= EXERCISE INSTRUCTIONS =
Every single record needs to be restated word for word.

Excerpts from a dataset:
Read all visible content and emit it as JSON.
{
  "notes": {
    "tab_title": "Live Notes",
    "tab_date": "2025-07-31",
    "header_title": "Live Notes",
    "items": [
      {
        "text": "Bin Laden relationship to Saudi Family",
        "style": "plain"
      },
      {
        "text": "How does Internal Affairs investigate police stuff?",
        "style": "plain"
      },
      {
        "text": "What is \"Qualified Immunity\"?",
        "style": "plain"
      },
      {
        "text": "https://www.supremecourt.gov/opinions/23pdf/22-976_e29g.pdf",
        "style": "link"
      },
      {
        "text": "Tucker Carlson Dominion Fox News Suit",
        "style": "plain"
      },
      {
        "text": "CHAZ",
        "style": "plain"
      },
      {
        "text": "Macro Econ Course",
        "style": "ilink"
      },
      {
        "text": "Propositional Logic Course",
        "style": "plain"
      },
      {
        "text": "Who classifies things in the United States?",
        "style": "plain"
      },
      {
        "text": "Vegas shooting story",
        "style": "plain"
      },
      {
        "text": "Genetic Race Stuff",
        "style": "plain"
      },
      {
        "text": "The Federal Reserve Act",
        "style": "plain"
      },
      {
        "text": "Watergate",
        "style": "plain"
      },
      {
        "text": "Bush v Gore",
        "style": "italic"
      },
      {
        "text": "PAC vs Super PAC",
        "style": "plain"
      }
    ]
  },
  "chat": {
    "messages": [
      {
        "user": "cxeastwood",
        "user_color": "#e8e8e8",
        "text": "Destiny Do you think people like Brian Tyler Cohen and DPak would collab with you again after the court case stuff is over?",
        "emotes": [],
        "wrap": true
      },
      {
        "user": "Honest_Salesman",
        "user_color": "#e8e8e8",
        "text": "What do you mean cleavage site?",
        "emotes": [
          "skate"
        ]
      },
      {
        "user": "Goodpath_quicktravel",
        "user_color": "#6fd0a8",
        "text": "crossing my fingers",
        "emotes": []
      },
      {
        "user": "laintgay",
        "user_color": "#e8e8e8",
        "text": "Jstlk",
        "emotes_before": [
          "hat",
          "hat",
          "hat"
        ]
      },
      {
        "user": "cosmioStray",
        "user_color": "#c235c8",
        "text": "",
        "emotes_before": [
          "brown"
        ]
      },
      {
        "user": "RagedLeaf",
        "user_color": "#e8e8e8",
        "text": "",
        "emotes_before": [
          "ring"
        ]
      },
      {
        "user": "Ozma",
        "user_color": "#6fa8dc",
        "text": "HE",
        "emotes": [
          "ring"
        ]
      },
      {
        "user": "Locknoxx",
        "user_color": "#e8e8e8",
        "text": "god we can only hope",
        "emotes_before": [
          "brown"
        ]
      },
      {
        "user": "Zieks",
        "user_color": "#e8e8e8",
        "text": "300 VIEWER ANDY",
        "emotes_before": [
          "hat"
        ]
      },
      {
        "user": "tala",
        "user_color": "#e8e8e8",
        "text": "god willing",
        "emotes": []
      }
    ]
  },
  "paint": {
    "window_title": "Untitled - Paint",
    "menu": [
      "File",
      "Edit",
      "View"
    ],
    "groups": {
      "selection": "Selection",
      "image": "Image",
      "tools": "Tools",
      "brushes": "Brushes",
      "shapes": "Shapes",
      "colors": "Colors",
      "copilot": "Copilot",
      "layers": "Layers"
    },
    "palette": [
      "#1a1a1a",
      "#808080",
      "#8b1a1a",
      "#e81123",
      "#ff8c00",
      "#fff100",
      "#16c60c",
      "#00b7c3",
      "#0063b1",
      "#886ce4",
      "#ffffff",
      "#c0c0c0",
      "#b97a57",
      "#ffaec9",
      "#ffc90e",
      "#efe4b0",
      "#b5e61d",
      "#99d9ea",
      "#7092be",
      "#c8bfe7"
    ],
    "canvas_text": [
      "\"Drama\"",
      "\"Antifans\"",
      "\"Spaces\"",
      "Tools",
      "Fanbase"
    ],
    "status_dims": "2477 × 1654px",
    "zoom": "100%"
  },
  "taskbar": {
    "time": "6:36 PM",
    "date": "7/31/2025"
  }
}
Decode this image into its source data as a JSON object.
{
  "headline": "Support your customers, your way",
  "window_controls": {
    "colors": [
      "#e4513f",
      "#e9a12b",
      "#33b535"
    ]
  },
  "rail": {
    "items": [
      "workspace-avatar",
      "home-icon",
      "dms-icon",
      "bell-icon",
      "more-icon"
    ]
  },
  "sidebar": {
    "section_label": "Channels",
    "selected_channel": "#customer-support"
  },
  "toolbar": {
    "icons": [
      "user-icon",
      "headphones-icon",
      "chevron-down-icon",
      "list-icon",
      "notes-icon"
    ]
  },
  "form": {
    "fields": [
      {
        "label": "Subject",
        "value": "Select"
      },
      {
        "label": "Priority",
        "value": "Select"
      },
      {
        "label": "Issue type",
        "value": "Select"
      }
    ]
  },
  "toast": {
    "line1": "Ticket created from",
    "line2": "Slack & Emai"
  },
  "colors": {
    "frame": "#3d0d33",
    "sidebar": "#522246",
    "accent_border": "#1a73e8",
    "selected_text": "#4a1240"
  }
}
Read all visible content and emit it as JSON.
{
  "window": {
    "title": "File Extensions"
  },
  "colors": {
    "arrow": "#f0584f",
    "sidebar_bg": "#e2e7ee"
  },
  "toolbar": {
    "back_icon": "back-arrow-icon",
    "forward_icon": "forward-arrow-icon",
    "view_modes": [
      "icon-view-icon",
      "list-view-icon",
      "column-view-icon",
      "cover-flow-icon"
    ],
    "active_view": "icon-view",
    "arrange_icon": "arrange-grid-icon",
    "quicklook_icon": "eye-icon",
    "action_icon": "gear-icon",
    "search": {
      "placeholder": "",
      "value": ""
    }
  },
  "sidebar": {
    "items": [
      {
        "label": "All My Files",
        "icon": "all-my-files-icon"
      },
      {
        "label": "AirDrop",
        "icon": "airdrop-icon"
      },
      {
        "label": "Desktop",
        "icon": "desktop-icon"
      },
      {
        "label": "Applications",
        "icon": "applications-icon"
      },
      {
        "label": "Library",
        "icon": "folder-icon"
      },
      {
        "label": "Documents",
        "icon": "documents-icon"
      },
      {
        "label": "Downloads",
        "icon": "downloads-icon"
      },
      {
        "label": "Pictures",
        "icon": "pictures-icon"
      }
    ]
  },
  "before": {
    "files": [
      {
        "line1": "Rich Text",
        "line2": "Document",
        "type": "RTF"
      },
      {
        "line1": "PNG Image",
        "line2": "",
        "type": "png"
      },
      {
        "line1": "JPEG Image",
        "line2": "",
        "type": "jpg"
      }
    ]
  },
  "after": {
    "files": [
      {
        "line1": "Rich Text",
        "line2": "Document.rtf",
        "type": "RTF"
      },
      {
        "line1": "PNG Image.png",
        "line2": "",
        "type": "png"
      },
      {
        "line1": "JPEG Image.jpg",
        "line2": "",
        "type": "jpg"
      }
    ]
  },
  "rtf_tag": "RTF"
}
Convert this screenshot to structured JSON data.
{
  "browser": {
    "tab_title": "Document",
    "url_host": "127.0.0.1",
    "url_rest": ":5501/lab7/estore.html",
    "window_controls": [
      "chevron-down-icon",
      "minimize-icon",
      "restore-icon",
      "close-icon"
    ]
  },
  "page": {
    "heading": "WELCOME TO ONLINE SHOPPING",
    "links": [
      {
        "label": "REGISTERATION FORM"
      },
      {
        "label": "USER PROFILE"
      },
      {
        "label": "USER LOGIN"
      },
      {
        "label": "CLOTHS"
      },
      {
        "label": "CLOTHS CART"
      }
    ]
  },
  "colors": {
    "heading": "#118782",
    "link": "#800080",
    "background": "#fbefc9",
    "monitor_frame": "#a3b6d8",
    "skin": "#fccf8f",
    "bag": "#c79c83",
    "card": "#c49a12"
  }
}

= SOLVED EXERCISE =
Read all visible content and emit it as JSON.
{
  "notes": {
    "tab_title": "Live Notes",
    "tab_date": "2025-07-31",
    "header_title": "Live Notes",
    "items": [
      {
        "text": "Bin Laden relationship to Saudi Family",
        "style": "plain"
      },
      {
        "text": "How does Internal Affairs investigate police stuff?",
        "style": "plain"
      },
      {
        "text": "What is \"Qualified Immunity\"?",
        "style": "plain"
      },
      {
        "text": "https://www.supremecourt.gov/opinions/23pdf/22-976_e29g.pdf",
        "style": "link"
      },
      {
        "text": "Tucker Carlson Dominion Fox News Suit",
        "style": "plain"
      },
      {
        "text": "CHAZ",
        "style": "plain"
      },
      {
        "text": "Macro Econ Course",
        "style": "ilink"
      },
      {
        "text": "Propositional Logic Course",
        "style": "plain"
      },
      {
        "text": "Who classifies things in the United States?",
        "style": "plain"
      },
      {
        "text": "Vegas shooting story",
        "style": "plain"
      },
      {
        "text": "Genetic Race Stuff",
        "style": "plain"
      },
      {
        "text": "The Federal Reserve Act",
        "style": "plain"
      },
      {
        "text": "Watergate",
        "style": "plain"
      },
      {
        "text": "Bush v Gore",
        "style": "italic"
      },
      {
        "text": "PAC vs Super PAC",
        "style": "plain"
      }
    ]
  },
  "chat": {
    "messages": [
      {
        "user": "cxeastwood",
        "user_color": "#e8e8e8",
        "text": "Destiny Do you think people like Brian Tyler Cohen and DPak would collab with you again after the court case stuff is over?",
        "emotes": [],
        "wrap": true
      },
      {
        "user": "Honest_Salesman",
        "user_color": "#e8e8e8",
        "text": "What do you mean cleavage site?",
        "emotes": [
          "skate"
        ]
      },
      {
        "user": "Goodpath_quicktravel",
        "user_color": "#6fd0a8",
        "text": "crossing my fingers",
        "emotes": []
      },
      {
        "user": "laintgay",
        "user_color": "#e8e8e8",
        "text": "Jstlk",
        "emotes_before": [
          "hat",
          "hat",
          "hat"
        ]
      },
      {
        "user": "cosmioStray",
        "user_color": "#c235c8",
        "text": "",
        "emotes_before": [
          "brown"
        ]
      },
      {
        "user": "RagedLeaf",
        "user_color": "#e8e8e8",
        "text": "",
        "emotes_before": [
          "ring"
        ]
      },
      {
        "user": "Ozma",
        "user_color": "#6fa8dc",
        "text": "HE",
        "emotes": [
          "ring"
        ]
      },
      {
        "user": "Locknoxx",
        "user_color": "#e8e8e8",
        "text": "god we can only hope",
        "emotes_before": [
          "brown"
        ]
      },
      {
        "user": "Zieks",
        "user_color": "#e8e8e8",
        "text": "300 VIEWER ANDY",
        "emotes_before": [
          "hat"
        ]
      },
      {
        "user": "tala",
        "user_color": "#e8e8e8",
        "text": "god willing",
        "emotes": []
      }
    ]
  },
  "paint": {
    "window_title": "Untitled - Paint",
    "menu": [
      "File",
      "Edit",
      "View"
    ],
    "groups": {
      "selection": "Selection",
      "image": "Image",
      "tools": "Tools",
      "brushes": "Brushes",
      "shapes": "Shapes",
      "colors": "Colors",
      "copilot": "Copilot",
      "layers": "Layers"
    },
    "palette": [
      "#1a1a1a",
      "#808080",
      "#8b1a1a",
      "#e81123",
      "#ff8c00",
      "#fff100",
      "#16c60c",
      "#00b7c3",
      "#0063b1",
      "#886ce4",
      "#ffffff",
      "#c0c0c0",
      "#b97a57",
      "#ffaec9",
      "#ffc90e",
      "#efe4b0",
      "#b5e61d",
      "#99d9ea",
      "#7092be",
      "#c8bfe7"
    ],
    "canvas_text": [
      "\"Drama\"",
      "\"Antifans\"",
      "\"Spaces\"",
      "Tools",
      "Fanbase"
    ],
    "status_dims": "2477 × 1654px",
    "zoom": "100%"
  },
  "taskbar": {
    "time": "6:36 PM",
    "date": "7/31/2025"
  }
}
Decode this image into its source data as a JSON object.
{
  "headline": "Support your customers, your way",
  "window_controls": {
    "colors": [
      "#e4513f",
      "#e9a12b",
      "#33b535"
    ]
  },
  "rail": {
    "items": [
      "workspace-avatar",
      "home-icon",
      "dms-icon",
      "bell-icon",
      "more-icon"
    ]
  },
  "sidebar": {
    "section_label": "Channels",
    "selected_channel": "#customer-support"
  },
  "toolbar": {
    "icons": [
      "user-icon",
      "headphones-icon",
      "chevron-down-icon",
      "list-icon",
      "notes-icon"
    ]
  },
  "form": {
    "fields": [
      {
        "label": "Subject",
        "value": "Select"
      },
      {
        "label": "Priority",
        "value": "Select"
      },
      {
        "label": "Issue type",
        "value": "Select"
      }
    ]
  },
  "toast": {
    "line1": "Ticket created from",
    "line2": "Slack & Emai"
  },
  "colors": {
    "frame": "#3d0d33",
    "sidebar": "#522246",
    "accent_border": "#1a73e8",
    "selected_text": "#4a1240"
  }
}
Read all visible content and emit it as JSON.
{
  "window": {
    "title": "File Extensions"
  },
  "colors": {
    "arrow": "#f0584f",
    "sidebar_bg": "#e2e7ee"
  },
  "toolbar": {
    "back_icon": "back-arrow-icon",
    "forward_icon": "forward-arrow-icon",
    "view_modes": [
      "icon-view-icon",
      "list-view-icon",
      "column-view-icon",
      "cover-flow-icon"
    ],
    "active_view": "icon-view",
    "arrange_icon": "arrange-grid-icon",
    "quicklook_icon": "eye-icon",
    "action_icon": "gear-icon",
    "search": {
      "placeholder": "",
      "value": ""
    }
  },
  "sidebar": {
    "items": [
      {
        "label": "All My Files",
        "icon": "all-my-files-icon"
      },
      {
        "label": "AirDrop",
        "icon": "airdrop-icon"
      },
      {
        "label": "Desktop",
        "icon": "desktop-icon"
      },
      {
        "label": "Applications",
        "icon": "applications-icon"
      },
      {
        "label": "Library",
        "icon": "folder-icon"
      },
      {
        "label": "Documents",
        "icon": "documents-icon"
      },
      {
        "label": "Downloads",
        "icon": "downloads-icon"
      },
      {
        "label": "Pictures",
        "icon": "pictures-icon"
      }
    ]
  },
  "before": {
    "files": [
      {
        "line1": "Rich Text",
        "line2": "Document",
        "type": "RTF"
      },
      {
        "line1": "PNG Image",
        "line2": "",
        "type": "png"
      },
      {
        "line1": "JPEG Image",
        "line2": "",
        "type": "jpg"
      }
    ]
  },
  "after": {
    "files": [
      {
        "line1": "Rich Text",
        "line2": "Document.rtf",
        "type": "RTF"
      },
      {
        "line1": "PNG Image.png",
        "line2": "",
        "type": "png"
      },
      {
        "line1": "JPEG Image.jpg",
        "line2": "",
        "type": "jpg"
      }
    ]
  },
  "rtf_tag": "RTF"
}
Convert this screenshot to structured JSON data.
{
  "browser": {
    "tab_title": "Document",
    "url_host": "127.0.0.1",
    "url_rest": ":5501/lab7/estore.html",
    "window_controls": [
      "chevron-down-icon",
      "minimize-icon",
      "restore-icon",
      "close-icon"
    ]
  },
  "page": {
    "heading": "WELCOME TO ONLINE SHOPPING",
    "links": [
      {
        "label": "REGISTERATION FORM"
      },
      {
        "label": "USER PROFILE"
      },
      {
        "label": "USER LOGIN"
      },
      {
        "label": "CLOTHS"
      },
      {
        "label": "CLOTHS CART"
      }
    ]
  },
  "colors": {
    "heading": "#118782",
    "link": "#800080",
    "background": "#fbefc9",
    "monitor_frame": "#a3b6d8",
    "skin": "#fccf8f",
    "bag": "#c79c83",
    "card": "#c49a12"
  }
}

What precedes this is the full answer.